(Henderson et al., 2014b), and end-to-end memory networks (Perez and Liu, 2016).

In DSTC2, many systems that rely on delexicalization, where slot values from a semantic dictionary are replaced by slot labels, outperformed systems that rely on SLU outputs. Furthermore, the set of possible states is limited. However, these approaches do not scale to real applications, where one can observe rich natural language that includes previously unseen slot value mentions and large, possibly unlimited space of dialogue states. To deal with the first issue, Mrkšić et al. (2017)

proposed the neural belief tracker approach that also eliminates the need for language understanding by directly operating on the user utterance and integrating pre-trained word embeddings to deal with the richness in natural language. However, their approach also does not scale to large dialogue state space as they iterate over all slot-value pairs in their ontology to make a decision. have proposed a candidate set ranking approach, where the candidates are generated from language understanding system’s hypotheses to deal with the scalability issues. Our approach is the most similar to this work. However, their approach does not consider multi-valued slots due to the softmax layer over all the values, whereas our approach can estimate probabilities for multiple possible values.

Previous work that investigated joint language understanding and dialogue state tracking include work by Liu et al. (2017); Rastogi et al. (2018). Liu et al. (2017) use a hierarchical recurrent neural network to represent utterances and dialogue flow, and estimates a probability for all possible values, and hence suffers from the scalability issues.

5 Conclusions

In this work we have presented a dialogue state tracking framework which is domain agnostic. Our system is independent of the number of slots and assigns state values using a flexible candidate set. Our system is scalable and our output is not limited to the slot values we have seen at the training time. We show the feasibility of our approach on the DSTC2 state tracking challenge where we achieve competitive performance to the state-of-the-art models which do state prediction over limited vocabulary. We think that such a domain agnostic component will be an important step towards general-purpose end-to-end task-oriented dialogue system. Going forward, we would like to experiment with more data sets and system set ups. One future direction of this work is to predict start and end of slot value token in utterances.
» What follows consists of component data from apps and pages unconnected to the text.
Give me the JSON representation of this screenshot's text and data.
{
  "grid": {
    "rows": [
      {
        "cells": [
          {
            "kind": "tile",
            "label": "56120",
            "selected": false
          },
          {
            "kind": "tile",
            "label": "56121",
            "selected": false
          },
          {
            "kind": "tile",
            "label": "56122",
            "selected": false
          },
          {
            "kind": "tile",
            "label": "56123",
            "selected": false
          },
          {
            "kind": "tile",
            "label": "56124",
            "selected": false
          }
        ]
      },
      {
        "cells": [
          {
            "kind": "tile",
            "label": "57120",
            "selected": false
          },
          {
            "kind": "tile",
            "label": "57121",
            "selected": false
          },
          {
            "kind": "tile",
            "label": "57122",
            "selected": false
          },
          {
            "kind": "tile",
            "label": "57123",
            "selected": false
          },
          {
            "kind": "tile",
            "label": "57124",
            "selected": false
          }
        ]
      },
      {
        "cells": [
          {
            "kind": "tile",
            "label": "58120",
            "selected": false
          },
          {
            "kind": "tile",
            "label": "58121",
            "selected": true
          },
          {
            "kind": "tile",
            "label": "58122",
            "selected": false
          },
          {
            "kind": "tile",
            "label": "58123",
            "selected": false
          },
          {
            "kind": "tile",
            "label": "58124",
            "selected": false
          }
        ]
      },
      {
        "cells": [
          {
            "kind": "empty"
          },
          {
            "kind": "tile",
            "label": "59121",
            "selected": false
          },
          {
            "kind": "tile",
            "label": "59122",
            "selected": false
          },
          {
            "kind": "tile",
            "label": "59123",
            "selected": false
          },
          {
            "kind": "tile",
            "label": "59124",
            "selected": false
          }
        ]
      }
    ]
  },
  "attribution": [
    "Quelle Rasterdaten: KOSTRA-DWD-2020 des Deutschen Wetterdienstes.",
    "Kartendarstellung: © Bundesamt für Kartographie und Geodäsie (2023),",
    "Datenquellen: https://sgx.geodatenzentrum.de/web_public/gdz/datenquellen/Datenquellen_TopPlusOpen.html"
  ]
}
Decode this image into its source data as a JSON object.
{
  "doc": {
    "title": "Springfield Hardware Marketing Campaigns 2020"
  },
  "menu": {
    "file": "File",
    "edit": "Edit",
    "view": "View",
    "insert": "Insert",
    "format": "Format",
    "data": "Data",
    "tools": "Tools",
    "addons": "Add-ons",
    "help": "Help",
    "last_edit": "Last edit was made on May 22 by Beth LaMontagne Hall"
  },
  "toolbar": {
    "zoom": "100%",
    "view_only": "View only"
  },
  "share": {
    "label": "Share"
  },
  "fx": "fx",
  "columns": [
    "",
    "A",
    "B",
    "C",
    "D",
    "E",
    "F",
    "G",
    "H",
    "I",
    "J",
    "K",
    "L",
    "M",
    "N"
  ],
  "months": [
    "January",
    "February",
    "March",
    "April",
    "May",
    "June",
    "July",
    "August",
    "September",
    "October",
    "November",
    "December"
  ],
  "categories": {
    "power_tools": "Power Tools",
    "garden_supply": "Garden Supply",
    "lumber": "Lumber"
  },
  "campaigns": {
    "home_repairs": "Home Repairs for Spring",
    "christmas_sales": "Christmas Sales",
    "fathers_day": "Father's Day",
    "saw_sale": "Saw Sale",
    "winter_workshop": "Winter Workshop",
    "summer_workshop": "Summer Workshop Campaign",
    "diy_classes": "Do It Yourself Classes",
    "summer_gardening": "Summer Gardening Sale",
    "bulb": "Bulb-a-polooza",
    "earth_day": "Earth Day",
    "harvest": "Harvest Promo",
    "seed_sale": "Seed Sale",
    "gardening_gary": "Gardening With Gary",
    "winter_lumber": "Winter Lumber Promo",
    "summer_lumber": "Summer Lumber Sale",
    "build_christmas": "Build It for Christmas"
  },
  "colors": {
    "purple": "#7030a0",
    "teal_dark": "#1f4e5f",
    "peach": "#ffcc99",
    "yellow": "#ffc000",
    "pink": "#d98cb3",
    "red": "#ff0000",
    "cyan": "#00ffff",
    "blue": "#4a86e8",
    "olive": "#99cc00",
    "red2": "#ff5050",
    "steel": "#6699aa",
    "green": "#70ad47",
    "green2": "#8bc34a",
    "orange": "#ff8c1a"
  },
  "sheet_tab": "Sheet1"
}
This will relax the n-gram restriction and allow us to handle slot values of arbitrary length However, ultimately, we would like our system to move away with explicit state tracking and use such a system to maintain belief over values in a latent manner.

References